*** DATASET Section Begins ***

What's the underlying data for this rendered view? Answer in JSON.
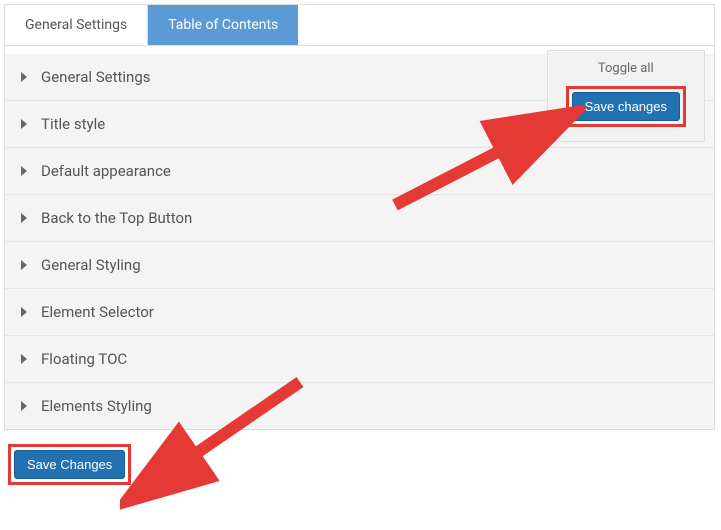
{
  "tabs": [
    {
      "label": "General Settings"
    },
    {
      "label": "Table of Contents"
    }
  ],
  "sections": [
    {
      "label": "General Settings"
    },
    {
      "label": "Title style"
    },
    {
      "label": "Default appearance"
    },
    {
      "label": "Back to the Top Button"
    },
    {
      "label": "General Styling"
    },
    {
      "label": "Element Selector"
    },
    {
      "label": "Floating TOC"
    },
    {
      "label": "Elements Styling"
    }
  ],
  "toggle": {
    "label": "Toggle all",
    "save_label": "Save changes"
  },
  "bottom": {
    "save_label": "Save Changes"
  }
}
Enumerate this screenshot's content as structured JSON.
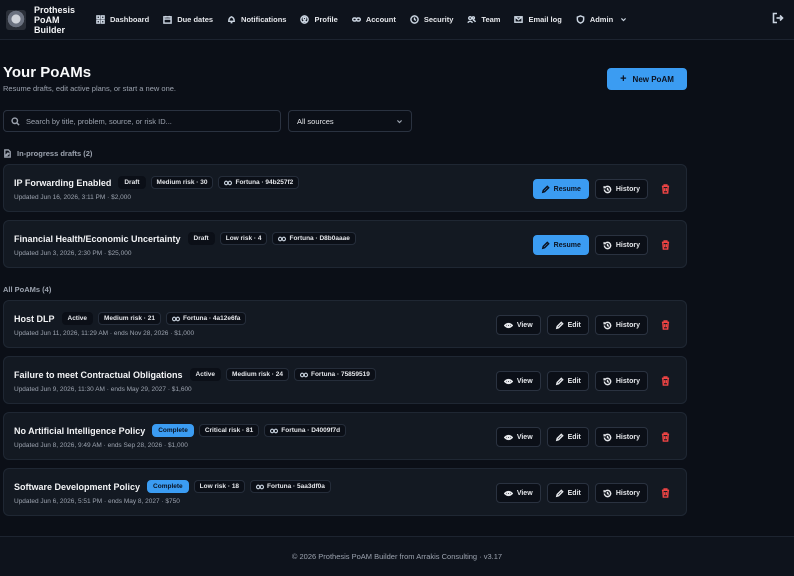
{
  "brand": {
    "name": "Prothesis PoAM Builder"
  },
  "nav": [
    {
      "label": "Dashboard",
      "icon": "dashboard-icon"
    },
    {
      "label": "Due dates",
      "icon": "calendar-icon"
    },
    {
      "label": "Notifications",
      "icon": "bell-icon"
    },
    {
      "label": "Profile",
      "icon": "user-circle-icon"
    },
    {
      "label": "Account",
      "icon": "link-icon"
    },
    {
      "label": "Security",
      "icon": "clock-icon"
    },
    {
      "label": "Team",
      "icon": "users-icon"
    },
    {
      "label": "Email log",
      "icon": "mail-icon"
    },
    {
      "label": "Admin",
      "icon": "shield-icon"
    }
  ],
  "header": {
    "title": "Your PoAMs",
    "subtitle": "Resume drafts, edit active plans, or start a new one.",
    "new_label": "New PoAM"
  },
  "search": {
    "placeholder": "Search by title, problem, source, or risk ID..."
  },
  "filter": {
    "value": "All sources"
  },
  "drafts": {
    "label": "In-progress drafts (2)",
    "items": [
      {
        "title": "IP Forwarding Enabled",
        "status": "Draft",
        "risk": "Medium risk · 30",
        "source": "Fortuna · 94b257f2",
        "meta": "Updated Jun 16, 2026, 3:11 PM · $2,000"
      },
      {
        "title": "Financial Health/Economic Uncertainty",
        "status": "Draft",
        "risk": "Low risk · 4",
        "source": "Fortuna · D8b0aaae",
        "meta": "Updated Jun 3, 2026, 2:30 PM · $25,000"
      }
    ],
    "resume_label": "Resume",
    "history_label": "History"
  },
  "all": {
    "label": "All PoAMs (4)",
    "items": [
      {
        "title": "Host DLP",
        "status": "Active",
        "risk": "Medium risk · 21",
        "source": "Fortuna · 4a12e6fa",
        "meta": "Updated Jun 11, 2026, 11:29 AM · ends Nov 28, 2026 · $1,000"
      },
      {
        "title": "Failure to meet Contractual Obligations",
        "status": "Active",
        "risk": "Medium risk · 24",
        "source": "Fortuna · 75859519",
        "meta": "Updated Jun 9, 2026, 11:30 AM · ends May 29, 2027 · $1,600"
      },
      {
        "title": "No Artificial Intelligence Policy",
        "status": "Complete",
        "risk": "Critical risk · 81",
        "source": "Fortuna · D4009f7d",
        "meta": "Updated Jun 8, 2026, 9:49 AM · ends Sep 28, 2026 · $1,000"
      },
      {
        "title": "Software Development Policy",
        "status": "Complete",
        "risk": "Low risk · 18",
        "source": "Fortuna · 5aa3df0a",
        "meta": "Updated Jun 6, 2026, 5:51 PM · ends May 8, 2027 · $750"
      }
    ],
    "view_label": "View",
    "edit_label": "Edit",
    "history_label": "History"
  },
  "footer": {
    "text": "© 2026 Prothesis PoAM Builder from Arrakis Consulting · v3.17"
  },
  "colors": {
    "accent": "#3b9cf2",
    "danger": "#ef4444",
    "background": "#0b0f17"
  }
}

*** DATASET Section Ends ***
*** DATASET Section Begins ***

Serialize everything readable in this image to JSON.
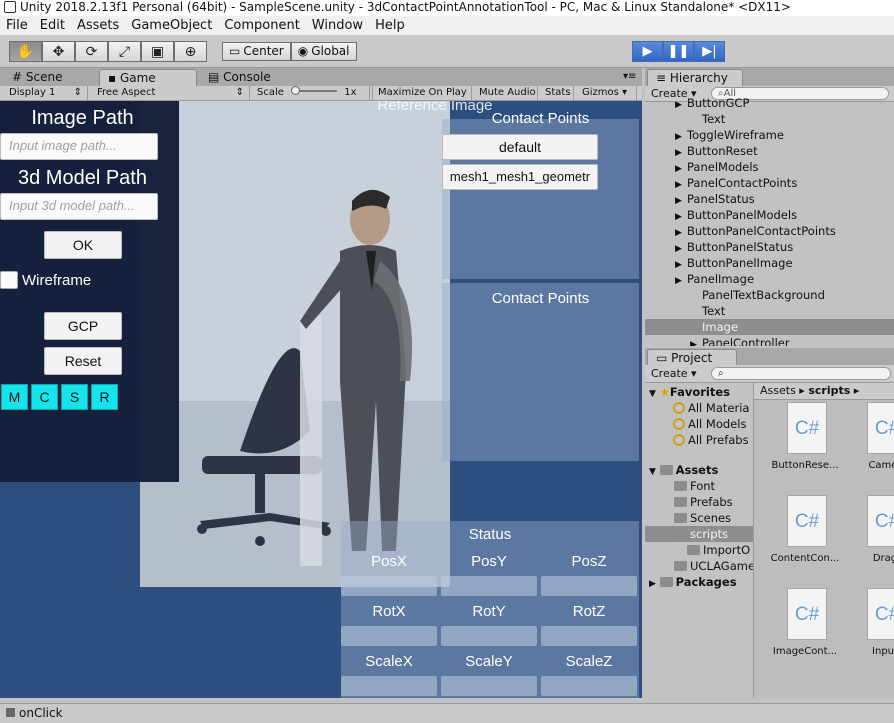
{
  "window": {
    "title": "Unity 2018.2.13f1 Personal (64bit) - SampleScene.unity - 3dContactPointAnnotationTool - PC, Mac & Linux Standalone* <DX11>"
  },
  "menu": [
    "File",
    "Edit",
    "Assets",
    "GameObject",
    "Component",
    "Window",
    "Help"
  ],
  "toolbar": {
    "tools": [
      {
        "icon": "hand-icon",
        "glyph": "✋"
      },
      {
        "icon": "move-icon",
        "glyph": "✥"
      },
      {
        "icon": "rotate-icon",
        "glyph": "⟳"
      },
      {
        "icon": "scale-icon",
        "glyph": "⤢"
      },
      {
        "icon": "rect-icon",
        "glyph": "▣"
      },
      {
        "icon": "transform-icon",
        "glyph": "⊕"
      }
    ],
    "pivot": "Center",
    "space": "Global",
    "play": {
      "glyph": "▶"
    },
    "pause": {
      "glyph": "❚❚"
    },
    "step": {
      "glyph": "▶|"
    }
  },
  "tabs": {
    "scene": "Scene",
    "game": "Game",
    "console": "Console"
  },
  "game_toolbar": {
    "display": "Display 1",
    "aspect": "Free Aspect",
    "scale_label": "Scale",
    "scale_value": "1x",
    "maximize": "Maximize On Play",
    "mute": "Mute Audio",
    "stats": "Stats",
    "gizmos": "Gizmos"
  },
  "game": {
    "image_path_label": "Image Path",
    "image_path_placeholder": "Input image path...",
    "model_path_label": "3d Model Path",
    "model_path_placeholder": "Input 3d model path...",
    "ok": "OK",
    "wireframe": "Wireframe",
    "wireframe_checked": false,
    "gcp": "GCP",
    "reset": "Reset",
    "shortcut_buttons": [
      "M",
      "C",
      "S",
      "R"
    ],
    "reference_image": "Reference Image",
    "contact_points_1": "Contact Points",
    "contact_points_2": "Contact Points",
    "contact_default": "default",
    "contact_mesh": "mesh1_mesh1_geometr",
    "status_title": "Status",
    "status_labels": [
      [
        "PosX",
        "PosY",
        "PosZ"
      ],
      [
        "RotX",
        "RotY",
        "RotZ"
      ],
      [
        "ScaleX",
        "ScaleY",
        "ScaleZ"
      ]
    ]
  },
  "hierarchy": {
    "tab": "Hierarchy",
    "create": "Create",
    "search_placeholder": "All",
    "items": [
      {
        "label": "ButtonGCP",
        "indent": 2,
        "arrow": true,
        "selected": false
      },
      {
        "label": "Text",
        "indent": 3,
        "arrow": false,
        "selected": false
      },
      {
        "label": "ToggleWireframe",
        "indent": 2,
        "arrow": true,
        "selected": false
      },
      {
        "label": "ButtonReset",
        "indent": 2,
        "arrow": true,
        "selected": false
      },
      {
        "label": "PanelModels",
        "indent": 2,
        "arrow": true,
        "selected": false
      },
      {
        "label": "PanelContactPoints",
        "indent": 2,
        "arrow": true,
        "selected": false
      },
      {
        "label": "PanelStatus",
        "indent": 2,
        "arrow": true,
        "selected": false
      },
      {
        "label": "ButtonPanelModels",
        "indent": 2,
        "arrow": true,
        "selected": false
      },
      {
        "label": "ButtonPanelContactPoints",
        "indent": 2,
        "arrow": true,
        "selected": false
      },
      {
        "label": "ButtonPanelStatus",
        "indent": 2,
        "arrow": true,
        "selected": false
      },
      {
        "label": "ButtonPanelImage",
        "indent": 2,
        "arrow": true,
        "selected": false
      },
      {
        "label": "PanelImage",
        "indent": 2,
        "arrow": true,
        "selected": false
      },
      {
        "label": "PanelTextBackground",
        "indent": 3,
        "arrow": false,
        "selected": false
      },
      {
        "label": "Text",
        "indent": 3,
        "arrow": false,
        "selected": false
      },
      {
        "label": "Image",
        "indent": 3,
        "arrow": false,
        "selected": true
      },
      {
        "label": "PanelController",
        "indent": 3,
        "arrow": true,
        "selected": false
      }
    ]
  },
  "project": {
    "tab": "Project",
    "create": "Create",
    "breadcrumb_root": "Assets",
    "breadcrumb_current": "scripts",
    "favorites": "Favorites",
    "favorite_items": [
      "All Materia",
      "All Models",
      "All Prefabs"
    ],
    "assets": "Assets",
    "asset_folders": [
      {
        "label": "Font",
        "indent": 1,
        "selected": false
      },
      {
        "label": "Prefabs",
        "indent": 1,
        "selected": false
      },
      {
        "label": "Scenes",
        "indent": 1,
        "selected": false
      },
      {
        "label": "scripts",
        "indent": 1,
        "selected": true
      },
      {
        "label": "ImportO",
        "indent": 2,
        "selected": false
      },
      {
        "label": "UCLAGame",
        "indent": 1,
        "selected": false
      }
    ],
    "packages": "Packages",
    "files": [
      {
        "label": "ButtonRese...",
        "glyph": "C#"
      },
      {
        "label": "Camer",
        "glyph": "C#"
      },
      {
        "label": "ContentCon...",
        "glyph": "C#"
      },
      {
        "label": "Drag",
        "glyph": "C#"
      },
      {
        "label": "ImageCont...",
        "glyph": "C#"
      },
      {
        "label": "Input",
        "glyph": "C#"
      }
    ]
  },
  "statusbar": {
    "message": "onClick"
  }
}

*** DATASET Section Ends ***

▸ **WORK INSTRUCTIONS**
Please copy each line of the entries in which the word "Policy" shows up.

▸ **RESPONSE TO THIS EXERCISE**
        "title": "No Artificial Intelligence Policy",
        "title": "Software Development Policy",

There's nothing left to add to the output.